Extracted entries:
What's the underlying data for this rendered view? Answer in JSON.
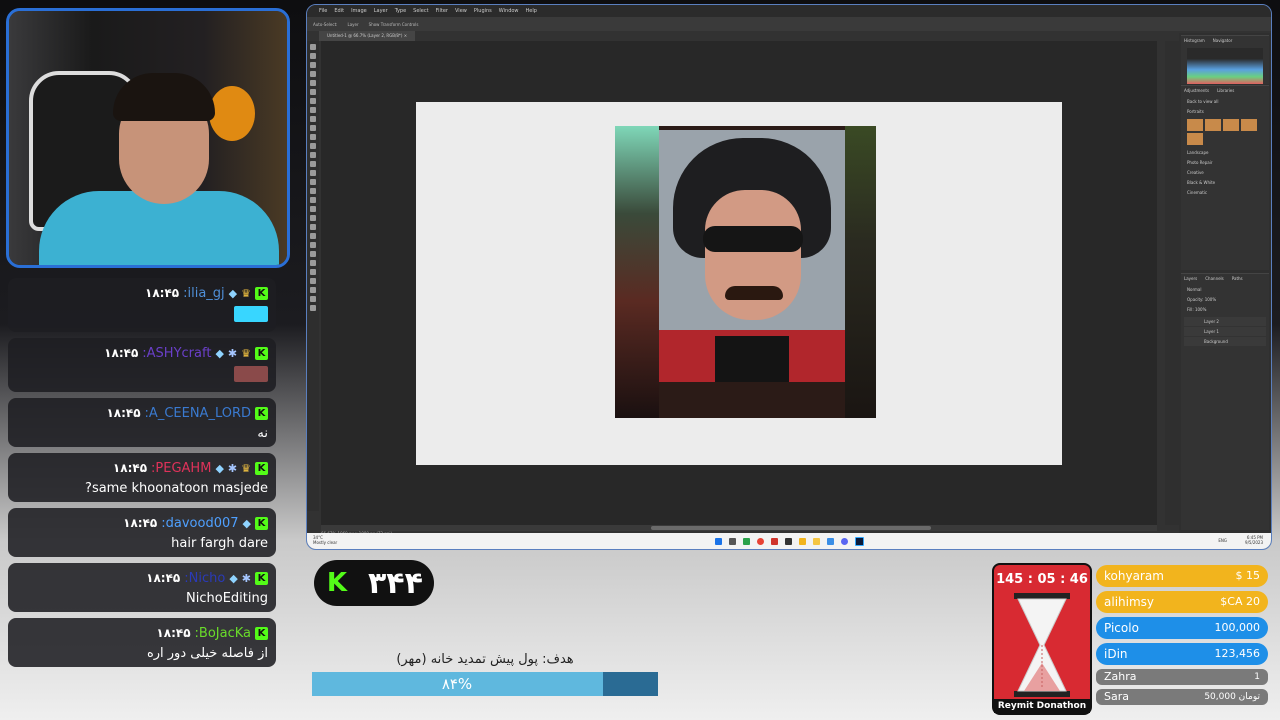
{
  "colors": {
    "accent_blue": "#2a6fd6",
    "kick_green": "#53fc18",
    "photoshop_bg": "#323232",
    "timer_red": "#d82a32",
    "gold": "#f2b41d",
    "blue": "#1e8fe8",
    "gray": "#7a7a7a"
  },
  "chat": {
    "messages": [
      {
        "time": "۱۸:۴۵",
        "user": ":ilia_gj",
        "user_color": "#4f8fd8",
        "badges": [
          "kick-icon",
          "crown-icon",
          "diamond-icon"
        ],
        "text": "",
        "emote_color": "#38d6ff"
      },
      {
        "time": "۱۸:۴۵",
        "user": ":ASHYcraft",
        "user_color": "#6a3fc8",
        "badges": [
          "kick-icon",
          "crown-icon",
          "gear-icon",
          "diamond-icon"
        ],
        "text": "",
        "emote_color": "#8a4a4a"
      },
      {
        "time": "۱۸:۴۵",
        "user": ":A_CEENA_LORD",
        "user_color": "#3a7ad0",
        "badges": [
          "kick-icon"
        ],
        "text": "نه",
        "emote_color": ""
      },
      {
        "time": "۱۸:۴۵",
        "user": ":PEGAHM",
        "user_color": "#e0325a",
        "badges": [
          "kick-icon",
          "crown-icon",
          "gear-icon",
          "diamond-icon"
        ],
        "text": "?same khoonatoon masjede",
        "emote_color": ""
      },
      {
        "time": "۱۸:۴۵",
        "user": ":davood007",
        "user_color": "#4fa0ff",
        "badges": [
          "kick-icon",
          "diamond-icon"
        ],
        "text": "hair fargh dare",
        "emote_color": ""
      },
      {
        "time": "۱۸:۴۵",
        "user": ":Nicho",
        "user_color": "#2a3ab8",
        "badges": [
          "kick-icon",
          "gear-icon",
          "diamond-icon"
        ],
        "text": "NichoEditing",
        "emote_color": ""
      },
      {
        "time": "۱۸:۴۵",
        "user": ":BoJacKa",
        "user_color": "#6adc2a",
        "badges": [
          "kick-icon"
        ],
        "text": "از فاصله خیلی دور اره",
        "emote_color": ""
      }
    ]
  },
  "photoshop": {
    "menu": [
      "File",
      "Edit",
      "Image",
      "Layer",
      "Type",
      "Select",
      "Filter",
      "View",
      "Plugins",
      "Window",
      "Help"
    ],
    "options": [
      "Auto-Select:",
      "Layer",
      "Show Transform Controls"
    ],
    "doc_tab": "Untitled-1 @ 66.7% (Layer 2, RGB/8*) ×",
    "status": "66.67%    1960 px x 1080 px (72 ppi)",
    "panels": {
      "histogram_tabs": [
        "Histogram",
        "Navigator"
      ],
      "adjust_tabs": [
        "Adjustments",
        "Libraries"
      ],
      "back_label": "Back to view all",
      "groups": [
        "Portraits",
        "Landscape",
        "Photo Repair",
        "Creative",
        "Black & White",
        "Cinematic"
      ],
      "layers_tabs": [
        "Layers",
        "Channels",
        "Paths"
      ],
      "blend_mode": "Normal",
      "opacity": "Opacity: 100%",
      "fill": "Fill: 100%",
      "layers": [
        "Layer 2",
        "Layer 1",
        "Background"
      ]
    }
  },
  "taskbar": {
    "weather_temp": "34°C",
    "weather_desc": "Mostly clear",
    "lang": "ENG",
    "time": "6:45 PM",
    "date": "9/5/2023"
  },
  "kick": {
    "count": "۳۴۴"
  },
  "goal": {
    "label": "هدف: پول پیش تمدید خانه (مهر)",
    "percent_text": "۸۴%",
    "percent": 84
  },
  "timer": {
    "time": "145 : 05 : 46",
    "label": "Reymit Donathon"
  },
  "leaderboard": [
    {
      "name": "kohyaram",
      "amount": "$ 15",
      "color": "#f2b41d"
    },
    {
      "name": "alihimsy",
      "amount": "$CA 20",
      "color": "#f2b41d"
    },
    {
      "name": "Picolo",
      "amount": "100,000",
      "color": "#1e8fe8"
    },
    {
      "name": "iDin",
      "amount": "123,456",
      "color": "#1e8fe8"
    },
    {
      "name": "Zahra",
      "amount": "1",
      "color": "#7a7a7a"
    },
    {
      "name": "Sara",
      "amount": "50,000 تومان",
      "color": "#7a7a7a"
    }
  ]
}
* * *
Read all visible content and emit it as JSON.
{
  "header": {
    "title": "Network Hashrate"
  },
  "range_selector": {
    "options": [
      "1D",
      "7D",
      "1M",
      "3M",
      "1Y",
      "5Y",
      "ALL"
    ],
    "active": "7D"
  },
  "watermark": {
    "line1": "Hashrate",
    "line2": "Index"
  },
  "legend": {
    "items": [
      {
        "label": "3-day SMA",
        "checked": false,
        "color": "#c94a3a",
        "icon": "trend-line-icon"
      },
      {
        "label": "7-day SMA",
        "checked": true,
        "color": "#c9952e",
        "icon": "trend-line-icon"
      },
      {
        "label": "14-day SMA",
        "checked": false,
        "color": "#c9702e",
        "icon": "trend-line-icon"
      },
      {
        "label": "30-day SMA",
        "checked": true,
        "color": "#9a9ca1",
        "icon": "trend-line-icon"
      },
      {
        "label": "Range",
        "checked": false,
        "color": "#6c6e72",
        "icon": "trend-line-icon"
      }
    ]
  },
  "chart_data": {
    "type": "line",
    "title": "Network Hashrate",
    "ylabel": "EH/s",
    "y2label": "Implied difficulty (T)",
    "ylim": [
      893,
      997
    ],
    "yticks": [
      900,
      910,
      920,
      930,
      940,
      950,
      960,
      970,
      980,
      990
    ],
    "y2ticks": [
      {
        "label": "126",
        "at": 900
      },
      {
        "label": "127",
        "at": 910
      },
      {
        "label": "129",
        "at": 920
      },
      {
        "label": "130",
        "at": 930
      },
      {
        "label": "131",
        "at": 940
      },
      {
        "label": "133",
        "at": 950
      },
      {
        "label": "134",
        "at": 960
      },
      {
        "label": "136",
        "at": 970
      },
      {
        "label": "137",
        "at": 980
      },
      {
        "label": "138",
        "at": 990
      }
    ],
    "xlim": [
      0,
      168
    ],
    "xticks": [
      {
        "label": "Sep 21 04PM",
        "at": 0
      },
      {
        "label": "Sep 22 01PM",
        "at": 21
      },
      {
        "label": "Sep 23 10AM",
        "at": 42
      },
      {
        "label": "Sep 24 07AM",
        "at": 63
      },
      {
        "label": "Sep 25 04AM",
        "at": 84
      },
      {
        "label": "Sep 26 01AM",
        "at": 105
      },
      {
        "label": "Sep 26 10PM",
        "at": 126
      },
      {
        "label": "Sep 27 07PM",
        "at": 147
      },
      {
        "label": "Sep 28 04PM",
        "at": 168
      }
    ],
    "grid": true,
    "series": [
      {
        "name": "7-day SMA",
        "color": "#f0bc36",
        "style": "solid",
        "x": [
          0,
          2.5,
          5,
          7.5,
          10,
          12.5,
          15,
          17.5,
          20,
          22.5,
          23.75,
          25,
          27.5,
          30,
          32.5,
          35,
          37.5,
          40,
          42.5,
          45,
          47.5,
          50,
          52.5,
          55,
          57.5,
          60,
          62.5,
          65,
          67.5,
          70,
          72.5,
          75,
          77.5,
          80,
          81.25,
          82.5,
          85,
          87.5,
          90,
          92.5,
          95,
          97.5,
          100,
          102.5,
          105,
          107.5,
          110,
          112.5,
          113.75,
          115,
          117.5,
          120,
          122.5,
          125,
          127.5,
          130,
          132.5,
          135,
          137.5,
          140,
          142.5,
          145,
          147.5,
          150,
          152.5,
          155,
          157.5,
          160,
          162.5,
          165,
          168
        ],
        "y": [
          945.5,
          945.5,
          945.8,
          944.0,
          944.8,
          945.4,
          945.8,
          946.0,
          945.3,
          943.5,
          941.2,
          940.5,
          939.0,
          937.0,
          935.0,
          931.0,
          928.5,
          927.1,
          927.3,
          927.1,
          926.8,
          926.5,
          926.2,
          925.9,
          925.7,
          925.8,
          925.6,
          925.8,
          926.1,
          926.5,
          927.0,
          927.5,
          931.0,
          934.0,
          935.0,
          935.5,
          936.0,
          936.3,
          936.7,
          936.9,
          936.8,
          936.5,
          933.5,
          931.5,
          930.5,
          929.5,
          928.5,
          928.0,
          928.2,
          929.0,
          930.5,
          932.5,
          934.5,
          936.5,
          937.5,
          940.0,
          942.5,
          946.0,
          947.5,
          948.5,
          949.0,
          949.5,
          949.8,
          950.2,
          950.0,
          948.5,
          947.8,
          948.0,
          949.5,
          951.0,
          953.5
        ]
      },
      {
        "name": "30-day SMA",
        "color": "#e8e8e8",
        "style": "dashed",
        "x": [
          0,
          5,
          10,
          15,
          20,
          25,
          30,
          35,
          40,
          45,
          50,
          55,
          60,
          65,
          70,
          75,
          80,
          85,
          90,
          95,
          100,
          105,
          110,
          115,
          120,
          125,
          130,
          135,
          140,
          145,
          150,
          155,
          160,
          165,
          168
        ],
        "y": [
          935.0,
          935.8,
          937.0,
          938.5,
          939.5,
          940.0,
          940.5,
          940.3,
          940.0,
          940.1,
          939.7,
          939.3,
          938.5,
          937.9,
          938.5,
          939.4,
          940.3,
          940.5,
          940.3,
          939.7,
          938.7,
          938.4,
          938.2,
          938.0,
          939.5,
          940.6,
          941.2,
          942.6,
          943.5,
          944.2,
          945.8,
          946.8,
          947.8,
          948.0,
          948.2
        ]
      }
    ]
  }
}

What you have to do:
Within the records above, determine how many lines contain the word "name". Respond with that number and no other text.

Reply:
8